Tessa Morris, an International Relations student and Ontario native, helped organize the Sackville drive. Morris reached out to the OneMatch network after learning through her parents that a family friend had been diagnosed with Myelodysplastic Syndrome. After hearing the news, Morris emailed Donor Management Coordinator, Jessica Stergiou, hoping she could get more involved with the network back in Sackville. It happened that Wilson was seeking a donor, and volunteers quickly orchestrated a drive at Mt. A.
The OneMatch Network in Canada is managed by Canadian Blood Services, though it is part of an international network of over 20 million people. OneMatch helps patients who can’t find matches within their own families, which is about 70 per cent of all patients who need transplants. If a match can’t be found within the network then drives are organized to get more people registered and increase the chances of getting a match.
Though millions are registered worldwide, last year saw “fifty-three Canadians donate stem cells to Canadians” said Stergiou, adding that “we have about 1000 patients in Canada alone that are searching for a match.”
For some, it seems that a big challenge is misconceptions about stem cell and marrow donating. Mt. A Andrew Stone said “I don’t know as much as I should,” but went on to say that he recognized the importance of stem cell donations, adding that he would participate “in anything alleviating pain from people who were suffering.”

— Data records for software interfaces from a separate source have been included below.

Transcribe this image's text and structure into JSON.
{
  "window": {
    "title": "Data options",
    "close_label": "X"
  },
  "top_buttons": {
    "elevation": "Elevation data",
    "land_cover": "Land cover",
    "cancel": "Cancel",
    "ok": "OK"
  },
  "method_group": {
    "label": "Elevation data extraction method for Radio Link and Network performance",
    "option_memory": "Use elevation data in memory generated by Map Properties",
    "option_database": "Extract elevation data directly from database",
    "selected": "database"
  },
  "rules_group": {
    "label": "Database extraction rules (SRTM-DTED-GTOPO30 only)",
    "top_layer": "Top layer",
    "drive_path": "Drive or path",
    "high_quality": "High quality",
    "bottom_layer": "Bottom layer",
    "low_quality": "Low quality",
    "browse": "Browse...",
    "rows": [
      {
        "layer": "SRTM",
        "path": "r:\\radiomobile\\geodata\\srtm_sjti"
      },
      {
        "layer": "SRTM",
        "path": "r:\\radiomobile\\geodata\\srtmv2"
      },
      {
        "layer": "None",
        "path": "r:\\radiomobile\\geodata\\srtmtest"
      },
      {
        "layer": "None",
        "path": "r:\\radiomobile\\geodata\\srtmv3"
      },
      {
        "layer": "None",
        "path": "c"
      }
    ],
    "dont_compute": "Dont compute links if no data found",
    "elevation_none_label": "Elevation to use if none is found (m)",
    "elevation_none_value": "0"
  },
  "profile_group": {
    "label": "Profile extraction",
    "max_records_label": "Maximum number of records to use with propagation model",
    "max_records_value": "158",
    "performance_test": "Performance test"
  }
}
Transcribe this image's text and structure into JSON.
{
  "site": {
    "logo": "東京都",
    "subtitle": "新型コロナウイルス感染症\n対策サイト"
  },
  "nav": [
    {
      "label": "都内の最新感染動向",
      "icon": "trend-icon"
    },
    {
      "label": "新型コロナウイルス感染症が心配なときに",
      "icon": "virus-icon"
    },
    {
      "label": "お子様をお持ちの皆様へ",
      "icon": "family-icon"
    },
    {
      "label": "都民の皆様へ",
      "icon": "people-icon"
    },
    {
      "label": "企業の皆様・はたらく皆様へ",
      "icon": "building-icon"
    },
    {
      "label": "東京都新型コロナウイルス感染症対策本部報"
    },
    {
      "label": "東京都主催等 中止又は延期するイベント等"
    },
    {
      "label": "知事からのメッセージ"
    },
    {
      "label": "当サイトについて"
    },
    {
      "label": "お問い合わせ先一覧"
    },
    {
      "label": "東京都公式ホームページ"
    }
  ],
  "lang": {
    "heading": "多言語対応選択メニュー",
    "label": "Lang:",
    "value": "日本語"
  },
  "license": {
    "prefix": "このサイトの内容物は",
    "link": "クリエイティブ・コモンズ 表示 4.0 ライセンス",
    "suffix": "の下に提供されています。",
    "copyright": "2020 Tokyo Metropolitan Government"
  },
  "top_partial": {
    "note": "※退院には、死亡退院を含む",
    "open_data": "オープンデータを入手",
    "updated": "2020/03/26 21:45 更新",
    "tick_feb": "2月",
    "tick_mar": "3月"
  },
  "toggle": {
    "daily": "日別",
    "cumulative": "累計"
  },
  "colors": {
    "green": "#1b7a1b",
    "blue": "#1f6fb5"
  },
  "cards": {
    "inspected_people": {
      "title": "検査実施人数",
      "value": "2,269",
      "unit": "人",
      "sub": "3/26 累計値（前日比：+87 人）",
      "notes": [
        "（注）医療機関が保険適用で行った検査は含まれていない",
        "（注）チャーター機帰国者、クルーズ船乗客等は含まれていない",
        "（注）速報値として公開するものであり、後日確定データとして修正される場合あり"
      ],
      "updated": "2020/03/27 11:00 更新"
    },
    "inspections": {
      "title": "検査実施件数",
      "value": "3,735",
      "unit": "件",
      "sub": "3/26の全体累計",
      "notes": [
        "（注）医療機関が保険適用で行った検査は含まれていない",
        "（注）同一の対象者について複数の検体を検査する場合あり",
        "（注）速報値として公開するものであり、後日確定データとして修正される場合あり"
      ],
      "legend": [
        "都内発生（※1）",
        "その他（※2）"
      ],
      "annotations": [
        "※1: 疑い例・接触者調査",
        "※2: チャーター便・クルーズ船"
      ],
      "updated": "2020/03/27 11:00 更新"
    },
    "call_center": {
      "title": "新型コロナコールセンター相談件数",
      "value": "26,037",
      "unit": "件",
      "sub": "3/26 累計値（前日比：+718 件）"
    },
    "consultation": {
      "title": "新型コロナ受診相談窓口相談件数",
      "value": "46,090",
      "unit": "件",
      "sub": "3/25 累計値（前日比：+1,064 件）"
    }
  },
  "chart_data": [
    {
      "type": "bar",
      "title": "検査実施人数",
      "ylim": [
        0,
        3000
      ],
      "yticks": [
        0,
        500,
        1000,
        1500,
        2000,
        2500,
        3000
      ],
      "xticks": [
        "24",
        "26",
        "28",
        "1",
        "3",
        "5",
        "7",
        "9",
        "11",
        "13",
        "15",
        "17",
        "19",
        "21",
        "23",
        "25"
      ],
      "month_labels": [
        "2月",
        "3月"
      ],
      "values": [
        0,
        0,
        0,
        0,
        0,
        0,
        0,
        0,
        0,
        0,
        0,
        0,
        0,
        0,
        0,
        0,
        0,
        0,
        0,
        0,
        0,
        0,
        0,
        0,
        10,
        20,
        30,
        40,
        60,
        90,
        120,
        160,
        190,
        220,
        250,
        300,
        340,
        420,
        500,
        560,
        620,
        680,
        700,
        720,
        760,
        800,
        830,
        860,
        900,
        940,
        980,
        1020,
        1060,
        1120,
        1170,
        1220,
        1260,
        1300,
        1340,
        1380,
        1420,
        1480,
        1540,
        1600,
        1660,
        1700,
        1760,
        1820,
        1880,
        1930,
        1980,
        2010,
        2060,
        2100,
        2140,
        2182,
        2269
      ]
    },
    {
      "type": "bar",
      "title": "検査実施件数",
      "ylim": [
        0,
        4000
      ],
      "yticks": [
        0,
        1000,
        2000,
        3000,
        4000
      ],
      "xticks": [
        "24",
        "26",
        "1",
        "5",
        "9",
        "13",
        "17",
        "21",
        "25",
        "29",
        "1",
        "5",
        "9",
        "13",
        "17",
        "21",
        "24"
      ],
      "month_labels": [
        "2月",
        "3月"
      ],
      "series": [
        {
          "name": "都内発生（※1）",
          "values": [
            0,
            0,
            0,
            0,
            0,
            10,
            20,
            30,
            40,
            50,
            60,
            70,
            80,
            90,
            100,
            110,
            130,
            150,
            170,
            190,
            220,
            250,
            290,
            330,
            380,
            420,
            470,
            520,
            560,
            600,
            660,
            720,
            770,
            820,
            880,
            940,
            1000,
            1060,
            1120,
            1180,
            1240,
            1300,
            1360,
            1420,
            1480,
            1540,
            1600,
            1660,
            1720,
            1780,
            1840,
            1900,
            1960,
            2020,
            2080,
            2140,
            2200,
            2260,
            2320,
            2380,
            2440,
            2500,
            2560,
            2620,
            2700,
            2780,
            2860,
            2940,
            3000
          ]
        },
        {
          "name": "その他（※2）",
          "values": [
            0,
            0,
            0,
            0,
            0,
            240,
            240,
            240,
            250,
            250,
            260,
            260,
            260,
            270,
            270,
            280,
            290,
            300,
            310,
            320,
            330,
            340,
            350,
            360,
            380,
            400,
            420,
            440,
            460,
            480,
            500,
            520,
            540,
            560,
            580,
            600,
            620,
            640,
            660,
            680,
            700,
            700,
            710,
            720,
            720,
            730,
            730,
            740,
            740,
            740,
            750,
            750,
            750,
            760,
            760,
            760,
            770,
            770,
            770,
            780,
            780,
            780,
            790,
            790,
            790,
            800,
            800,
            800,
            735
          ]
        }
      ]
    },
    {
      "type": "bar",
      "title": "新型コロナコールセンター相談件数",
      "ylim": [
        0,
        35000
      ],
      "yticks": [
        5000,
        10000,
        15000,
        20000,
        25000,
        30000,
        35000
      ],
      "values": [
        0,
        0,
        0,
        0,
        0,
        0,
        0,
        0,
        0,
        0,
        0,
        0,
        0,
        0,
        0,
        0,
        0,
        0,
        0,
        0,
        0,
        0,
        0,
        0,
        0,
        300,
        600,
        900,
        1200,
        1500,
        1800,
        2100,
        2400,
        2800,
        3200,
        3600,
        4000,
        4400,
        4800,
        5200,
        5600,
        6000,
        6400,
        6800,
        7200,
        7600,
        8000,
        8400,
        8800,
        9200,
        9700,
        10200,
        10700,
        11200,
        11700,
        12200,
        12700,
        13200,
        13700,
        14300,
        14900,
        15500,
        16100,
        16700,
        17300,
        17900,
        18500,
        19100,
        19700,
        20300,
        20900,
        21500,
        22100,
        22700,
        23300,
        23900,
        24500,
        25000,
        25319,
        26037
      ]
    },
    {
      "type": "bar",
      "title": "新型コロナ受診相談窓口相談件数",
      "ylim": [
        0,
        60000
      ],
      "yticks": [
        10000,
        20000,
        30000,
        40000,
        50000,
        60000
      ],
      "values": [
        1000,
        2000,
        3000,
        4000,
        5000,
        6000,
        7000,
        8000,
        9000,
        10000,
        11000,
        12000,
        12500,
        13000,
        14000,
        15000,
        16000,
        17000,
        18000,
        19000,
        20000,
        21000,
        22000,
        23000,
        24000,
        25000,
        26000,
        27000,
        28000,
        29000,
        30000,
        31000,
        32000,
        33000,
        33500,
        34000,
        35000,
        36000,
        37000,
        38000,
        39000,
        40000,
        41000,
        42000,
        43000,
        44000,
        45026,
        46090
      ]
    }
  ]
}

Other members of the public worry about the evasiveness of the procedure itself. Stergiou noted that the chances of undergoing the procedure are rare. Also, it is an outpatient procedure even in the case of bone marrow injection, which is used for special situations if the blood transplant is not adequate enough. In her experience, since donating allows you to save a life, Stergiou said that ultimately, “I don’t think you could put an amount, dollar (or) a pain tag on the value of that.”
Participants who signed up at the event underwent a brief process involving swabbing their mouths and filling out information about their medical history, most participants will not get calls back but for those who do they will have to undergo one of two procedures to transplant their stem cells.
Stergiou noted that the target groups are males and young people, because the stem cells of these groups of people have been found to produce successful outcomes. University campuses are then the most ideal places to register potential donors since there is a concentration of people between the ages of seventeen and thirty-five.
A harder group to reach are ethnic minorities. Since patients are best matched with donors with a shared ethnic background it is hard to find matches for minorities. This puts a diverse country like Canada in a difficult situation.
In November OneMatch will return to Mt. A for a bigger drive that they hope will reach even more people.